As a teacher it’s allways a challenge, when 1/3 of a class has to do one type of work – while 2/3 of the class is waiting. To this add some 5-6 students, where XAMPP crashed half a year ago or so. While these studens were fighting with XAMPP-related challenges the ones with WordPress up and running grew impatient.

That’s natural I guess.

Introducing WordPress features

Most of the systems were up and running around 10:30. However a few still had problems, so they were advised follow introductions to posts, pages, menus, themes etc. from 10:30 – 11:30.

During that session, they also tried to personalize the theme with costumize.

Themes and child themes

After lunch I gave an introduction to themes. First I introduced the “sandwich” concept of:

I had developed a minimum viable skeleton theme with as little markup as I felt possible. So I demonstrated:

During this part of the class I downloaded the zip from git and instlled the petj-mvp theme on the fly from a downloaded zip.

I hope that this demo gave an idea of the inner workings of a theme. But skeleton themes are ugly. The last part was an introduction to Twenty Seventeen.

We made a child theme.
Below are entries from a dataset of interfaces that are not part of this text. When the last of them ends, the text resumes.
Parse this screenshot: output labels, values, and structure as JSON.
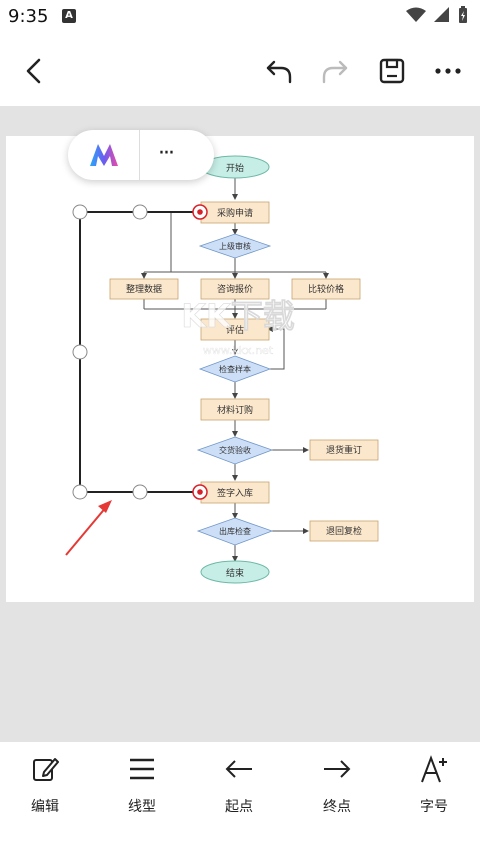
{
  "status_bar": {
    "time": "9:35",
    "notif_icon_letter": "A"
  },
  "toolbar": {
    "back": "back-arrow",
    "undo": "undo-icon",
    "redo": "redo-icon",
    "save": "save-icon",
    "more": "more-icon"
  },
  "float_menu": {
    "more_label": "···"
  },
  "flowchart": {
    "start": "开始",
    "purchase_request": "采购申请",
    "approval": "上级审核",
    "branch_left": "整理数据",
    "branch_mid": "咨询报价",
    "branch_right": "比较价格",
    "evaluate": "评估",
    "inspect_sample": "检查样本",
    "material_order": "材料订购",
    "delivery_check": "交货验收",
    "return_reorder": "退货重订",
    "sign_stock": "签字入库",
    "outbound_check": "出库检查",
    "return_recheck": "退回复检",
    "end": "结束"
  },
  "watermark": {
    "main": "KK下载",
    "url": "www.kkx.net"
  },
  "bottom_tools": [
    {
      "label": "编辑"
    },
    {
      "label": "线型"
    },
    {
      "label": "起点"
    },
    {
      "label": "终点"
    },
    {
      "label": "字号"
    }
  ],
  "colors": {
    "start_end": "#c6eee6",
    "process": "#fbe7cc",
    "decision": "#cddff7",
    "selection": "#d6202a",
    "arrow": "#e53935"
  }
}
As far as I could see most of the students had no problems making a child theme of Twenty Seventeen. I demonstrated how to change the footer.php in the child theme:

  • Copy footer.php to the child theme folder.
  • Add a h1 tag (or similar) and add a message.
The last session

So most of the class had WordPress up and running. But still 4-5 students had problems. I decided to focus on these students, and let the rest of the class prepare for the next day .. that is somewhere else.

I had to go through the computers, and look at strange XAMPP problems. Some installations refused to work even though everything seemed fine.

As a workaround these students installed WordPress via Bitnami. This installation works like a charm. But I knew that the files are saved in another location.


On a Mac the files are in a similar folder, but of course in:


Again the Mac users had to unlock the folders in order to upload images etc.

14:20 Leaving the classroom

The last student had his WordPress up and running @14:20. So much for the famous “Five minutes install”. WordPress is not the problem here. It’s XAMPP and the differences between the operative systems. Here’s a huge stumbling block for WordPress teachers.

As a teacher I need a local development platform, where WordPress just works out of the box on any platform – be it Mac, Windows or Linux.

Working on a minimal viable theme

Minimum viable WordPress theme (petj-mvp)
Minimum viable WordPress theme (petj-mvp)

The concept “minimal viable production” is a common concept in agile projects. I’m working on a minimal viable WordPress theme. The rules are:

  • The theme must validate according to WordPress Standards.
  • The design is not important.

So it’s all about function then. You can follow the development of the theme here (petj-mvp).

The design is inspired by the first WordPress theme: Kubrick.